In assessing any case, one of the very first things an attorney does is determines whether the statute of limitations has ran on a client’s claim. The statute of limitations sets a particular time period for claims and causes of action to be filed so as to ensure that such claims are “ripe” for judicial determination. If a person files a claim or seeks to enforce a judgment outside the statute of limitations–after the legally prescribed time to bring the claim has ran or expired–then the person’s otherwise viable claim will be barred by the statute of limitations because it is considered untimely, or “stale.” Despite very few narrow exceptions where the doctrine of laches or equitable estoppel applies, if the statute of limitations has expired on a given claim or right to enforce, then recovery or relief cannot be had on such a claim. See e.g., Nicholas v. Nicholas, 841 So. 2d 1208, 1212-13 (Miss. Ct. App. 2003). This concept equally applies to divorce judgments, including alimony, property settlement, and child support provisions/judgments included in, or attached to, a final judgment of divorce.
In Mississippi, the statute of limitations to enforce a divorce judgment is seven years. Miss. Code Ann. § 15-1-43 (2014). Mississippi’s domestic judgments statute of limitations states: “All actions founded on any judgment or decree rendered by any court of record in this state, shall be brought within seven (7) years next after the rendition of such judgment or decree, or last renewal of judgment or decree, whichever is later.” Id. Thus, a person generally has seven years to file a claim to enforce a divorce judgment or court order associated with such a judgment.
Most often the biggest point of contention when a statute of limitations issue arises rests upon when the claim or action “accrued,” or when the statutory period began to run on a given claim. Generally, the statute of limitations on monetary divorce judgments begins to run when the right to payment becomes vested, or became due. Moseley v. Smith, No. 2013-CA-01205-COA, 2014 WL 6756280 (Miss. Ct. App. Dec. 2, 2014). Regarding alimony and child support judgments, where a payor spouse fails to pay and a given payment becomes past due, each individual, periodic payment of alimony or child support triggers the statute of limitations. Thus, the right to alimony or child support does not vest when a judgment is entered, but only when a given payment becomes past due.

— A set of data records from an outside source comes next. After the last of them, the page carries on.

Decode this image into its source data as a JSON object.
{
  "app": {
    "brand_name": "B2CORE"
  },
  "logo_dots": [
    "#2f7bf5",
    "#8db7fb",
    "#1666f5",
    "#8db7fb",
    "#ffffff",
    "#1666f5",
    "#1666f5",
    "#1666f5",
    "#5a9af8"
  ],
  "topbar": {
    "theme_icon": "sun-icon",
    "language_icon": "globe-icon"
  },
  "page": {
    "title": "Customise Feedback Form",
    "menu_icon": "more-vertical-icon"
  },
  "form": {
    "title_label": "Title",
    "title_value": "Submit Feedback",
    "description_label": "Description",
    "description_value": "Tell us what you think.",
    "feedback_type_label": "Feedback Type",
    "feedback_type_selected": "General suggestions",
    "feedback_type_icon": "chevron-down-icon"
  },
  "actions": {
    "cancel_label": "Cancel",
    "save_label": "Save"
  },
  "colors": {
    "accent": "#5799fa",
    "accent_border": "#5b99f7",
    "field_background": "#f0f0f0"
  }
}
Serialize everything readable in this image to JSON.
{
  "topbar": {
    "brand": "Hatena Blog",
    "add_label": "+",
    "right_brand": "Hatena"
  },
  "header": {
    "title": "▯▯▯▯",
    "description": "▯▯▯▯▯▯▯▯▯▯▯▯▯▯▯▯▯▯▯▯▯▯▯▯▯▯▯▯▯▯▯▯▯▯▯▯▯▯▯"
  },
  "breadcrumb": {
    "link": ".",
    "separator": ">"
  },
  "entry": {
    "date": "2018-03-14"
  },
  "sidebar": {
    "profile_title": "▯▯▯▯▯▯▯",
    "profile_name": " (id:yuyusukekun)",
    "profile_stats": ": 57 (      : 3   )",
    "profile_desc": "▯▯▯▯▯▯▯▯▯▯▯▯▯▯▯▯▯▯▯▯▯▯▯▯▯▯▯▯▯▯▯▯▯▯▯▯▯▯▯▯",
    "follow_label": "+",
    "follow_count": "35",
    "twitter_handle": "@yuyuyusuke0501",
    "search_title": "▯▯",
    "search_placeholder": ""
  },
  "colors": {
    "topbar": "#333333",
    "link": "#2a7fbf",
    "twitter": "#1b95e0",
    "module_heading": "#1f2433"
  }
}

In other words, each past due payment of alimony or child support gives rise to an individual right to enforce that payment for seven years from the date payment was due to the payee spouse.
Similarly, property settlement agreements or judgments are enforceable seven years from the date the right to enforce the agreement vests; usually from the time the agreement is breached by a former spouse. Id. at *6. For example, in Smith, the parties entered into a property settlement agreement as a result of an irreconcilable differences divorce judgment, whereby the husband agreed “to hold his ex-wife . . . harmless for any debt associated with their 1998 Chevy Camaro, which [the husband] got to keep.” Id. at *1. Sometime following the divorce, the husband filed for bankruptcy and the debt associated with the Camaro was discharged as to the husband; as a result, the creditor then pursued to collect on the outstanding debt from the ex-wife. Id. As a result, the ex-wife sought to enforce the hold-harmless provision in the property settlement agreement against her former husband. Id. The Mississippi Supreme Court found that the seven year statute of limitations for domestic judgments–rather than the three year statute of limitations for contracts–applied to the wife’s claim to enforce the hold-harmless provision. Id.
In sum, it is crucial that a person not sit on his or her rights to enforce any judgment–especially a divorce judgment. In Mississippi, if a person waits more than seven years to enforce a divorce judgment, a court will not allow that person to enforce his or her rights. Nevertheless, it is critical to consult an experienced Mississippi divorce and family attorney when faced with the issue of enforcing a divorce judgment. If you or a friend needs professional assistance in enforcing a divorce judgment or any other family law matter, please call the Law Office of M. Devin Whitt for a free consultation at (601) 607-5055.